Pupils from across Adur, Worthing and Arun came together for a day of environmental learning at the 11th Worthing and Adur eco summit on Tuesday (June 26).
Worthing High School hosted 325 eco-warriors from 27 schools with workshops, stalls and guest speakers discussing nature and the environment in line with their ‘Getting Back to Nature’ theme.
Some 30 organisations and educators were involved in the day organised by the E.Y.E Project, a group which brings schools together to learn about the importance of caring for the environment.
Clare Sutton, project manager of the E.Y.E Project, said: “It was fantastic to see the enthusiasm of young people and great to hear that schools and their pupils plan to make changes as a result of what they learned at the event.”
This year’s event was the biggest so far and was opened by the project’s founder, East Worthing and Shoreham MP Tim Loughton. The high sheriff of West Sussex, Caroline Nicholls, and Worthing town crier Bob Smytherman were also in attendance.
The young eco-warriors took part in activities including building and racing solar cars with a team from Worthing High School and electric cars with those from Worthing College. They flew kites with kitesurfer Lewis Crathern and created small-scale reptile refuges and ponds with representatives of the Sussex Wildlife Trust.

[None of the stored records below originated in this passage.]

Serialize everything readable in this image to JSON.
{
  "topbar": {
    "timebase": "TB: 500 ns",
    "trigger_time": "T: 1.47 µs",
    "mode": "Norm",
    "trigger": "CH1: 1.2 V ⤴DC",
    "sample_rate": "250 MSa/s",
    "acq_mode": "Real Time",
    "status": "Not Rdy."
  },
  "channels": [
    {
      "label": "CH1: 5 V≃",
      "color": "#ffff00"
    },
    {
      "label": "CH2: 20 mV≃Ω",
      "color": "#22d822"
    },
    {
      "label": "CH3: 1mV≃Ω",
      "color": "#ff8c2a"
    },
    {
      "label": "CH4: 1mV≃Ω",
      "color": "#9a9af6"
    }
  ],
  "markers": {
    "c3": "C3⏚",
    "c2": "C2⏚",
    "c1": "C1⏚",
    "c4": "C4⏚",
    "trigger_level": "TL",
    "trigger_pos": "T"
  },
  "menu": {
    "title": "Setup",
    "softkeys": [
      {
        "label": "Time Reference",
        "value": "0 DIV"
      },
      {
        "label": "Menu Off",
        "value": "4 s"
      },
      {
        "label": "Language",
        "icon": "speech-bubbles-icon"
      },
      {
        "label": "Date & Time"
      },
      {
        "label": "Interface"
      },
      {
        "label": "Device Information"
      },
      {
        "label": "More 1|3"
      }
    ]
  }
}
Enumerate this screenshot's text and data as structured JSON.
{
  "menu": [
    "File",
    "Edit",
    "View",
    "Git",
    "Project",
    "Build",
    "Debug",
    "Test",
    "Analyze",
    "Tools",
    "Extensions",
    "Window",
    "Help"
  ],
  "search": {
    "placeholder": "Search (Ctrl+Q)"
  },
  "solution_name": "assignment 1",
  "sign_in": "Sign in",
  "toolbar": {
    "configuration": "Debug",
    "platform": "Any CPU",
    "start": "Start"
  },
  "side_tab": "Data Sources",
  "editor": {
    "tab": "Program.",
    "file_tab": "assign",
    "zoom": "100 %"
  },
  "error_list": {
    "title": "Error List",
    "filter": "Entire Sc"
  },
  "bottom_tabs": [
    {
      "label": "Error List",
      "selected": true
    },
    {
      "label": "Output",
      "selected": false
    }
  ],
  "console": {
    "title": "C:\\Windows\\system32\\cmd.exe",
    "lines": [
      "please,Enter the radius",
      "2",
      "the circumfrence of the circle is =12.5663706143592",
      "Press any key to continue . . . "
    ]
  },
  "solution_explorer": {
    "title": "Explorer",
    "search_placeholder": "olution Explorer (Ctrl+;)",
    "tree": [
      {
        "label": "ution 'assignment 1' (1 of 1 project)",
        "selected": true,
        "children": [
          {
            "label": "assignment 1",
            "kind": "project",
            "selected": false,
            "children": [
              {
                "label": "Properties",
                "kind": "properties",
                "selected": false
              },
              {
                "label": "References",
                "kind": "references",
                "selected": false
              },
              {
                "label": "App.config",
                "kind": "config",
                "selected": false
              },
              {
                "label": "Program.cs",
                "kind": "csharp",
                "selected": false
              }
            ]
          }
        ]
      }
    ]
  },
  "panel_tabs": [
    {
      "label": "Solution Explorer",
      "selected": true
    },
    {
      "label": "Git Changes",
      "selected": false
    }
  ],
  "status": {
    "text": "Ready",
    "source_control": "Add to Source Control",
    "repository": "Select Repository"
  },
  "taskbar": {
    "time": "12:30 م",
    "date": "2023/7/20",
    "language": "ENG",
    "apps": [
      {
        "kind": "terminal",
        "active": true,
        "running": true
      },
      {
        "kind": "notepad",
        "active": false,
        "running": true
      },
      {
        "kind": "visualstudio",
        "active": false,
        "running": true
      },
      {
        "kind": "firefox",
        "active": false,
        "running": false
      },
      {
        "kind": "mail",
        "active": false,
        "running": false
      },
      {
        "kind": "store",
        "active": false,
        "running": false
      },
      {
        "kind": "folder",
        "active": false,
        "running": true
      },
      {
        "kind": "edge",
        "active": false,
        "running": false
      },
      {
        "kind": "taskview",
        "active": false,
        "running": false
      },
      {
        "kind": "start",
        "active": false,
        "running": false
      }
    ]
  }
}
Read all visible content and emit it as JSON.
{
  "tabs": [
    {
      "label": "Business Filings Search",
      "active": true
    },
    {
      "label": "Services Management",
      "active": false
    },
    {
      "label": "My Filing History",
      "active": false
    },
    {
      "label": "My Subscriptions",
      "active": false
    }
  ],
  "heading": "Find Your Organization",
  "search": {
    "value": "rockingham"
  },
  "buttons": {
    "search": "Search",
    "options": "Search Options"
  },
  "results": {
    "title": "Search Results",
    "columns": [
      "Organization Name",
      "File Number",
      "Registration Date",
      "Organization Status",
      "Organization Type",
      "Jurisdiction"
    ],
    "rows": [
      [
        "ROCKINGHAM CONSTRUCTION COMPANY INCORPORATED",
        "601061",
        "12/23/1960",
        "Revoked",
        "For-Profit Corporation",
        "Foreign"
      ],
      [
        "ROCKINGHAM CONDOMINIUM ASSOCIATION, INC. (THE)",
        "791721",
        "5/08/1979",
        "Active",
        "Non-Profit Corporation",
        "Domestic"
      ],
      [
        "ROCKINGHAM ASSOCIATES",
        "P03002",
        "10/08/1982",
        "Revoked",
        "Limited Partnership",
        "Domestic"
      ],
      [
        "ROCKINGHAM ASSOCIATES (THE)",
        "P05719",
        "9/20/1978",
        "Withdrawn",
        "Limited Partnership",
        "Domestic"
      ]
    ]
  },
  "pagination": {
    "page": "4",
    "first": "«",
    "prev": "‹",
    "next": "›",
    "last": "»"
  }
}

Staff from the Weald and Downland Living Museum were in attendance to help pupils reconstruct the musuem’s award-winning gridshell building using natural materials, and representatives of the Marine Conservation Society explored local marine wildlife and habitats with pupils.
Southern Water staff were on hand to teach pupils about water filtering and a team from the Rampion Offshore Wind Farm, which sponsored the day, gave a presentation about offshore wind farm construction and engaged pupils with small-scale wind turbines.
The event also provided the opportunity for schools from across the UK to get involved, through the Polli:Nation initiative – a UK-wide project which works with 260 schools to turn their grounds and local places into pollinator-friendly habitats. A group of Polli:Nation schools from Hampshire visited to offer a produce show, seed-sowing activities and a plant swap, which instantly attracted butterflies.
At the end of each eco summit, pupils use what they have learned to agree on a set of pledges around how to be more environmentally conscious in future.
This year, pupils pledged to ‘buy locally and try to buy produce that has less plastic packaging’, plant more plants for pollinators, not to use single-use bottles and to build small animal habitats in the garden.
The eco summit is held at a different school each year and Worthing High School headteacher Pan Panayiotou described it as an honour to hold the 11th meeting.
“I was in awe of how passionately our young learners spoke, regarding issues on the environment and how much they want to improve our world,” he said.
“The E.Y.E Project allows students from secondary and primary schools to tackle very challenging environmental issues, with a view that it will make a change in all our lives.
“We are already looking forward to the next summit.”
Next year’s event will be hosted by Worthing College.
The schools involved this year were Bohunt, Bramber Primary, Broadwater CE Primary, Chatsmore Catholic High, Davison CE High, Durrington High, English Martyrs Catholic Primary, Hawthorns Primary, Heene CE Primary, The Laurels Primary, Our Lady of Sion Senior School, Thomas A Becket Junior and Whytemead Primary, from Worthing; Ferring CE Primary School; Eastbrook Primary Academy in Southwick; Shoreham College and St Nicolas & St Mary CE Primary in Shoreham; Seaside Primary in Lancing; Sompting Village Primary; St Mary’s CE Primary in Climping; River Beach Primary, Littlehampton; Summerlea Community Primary, in Rustington, and others from Hampshire and Haywards Heath.’
For more information visit www.eyeproject.co.uk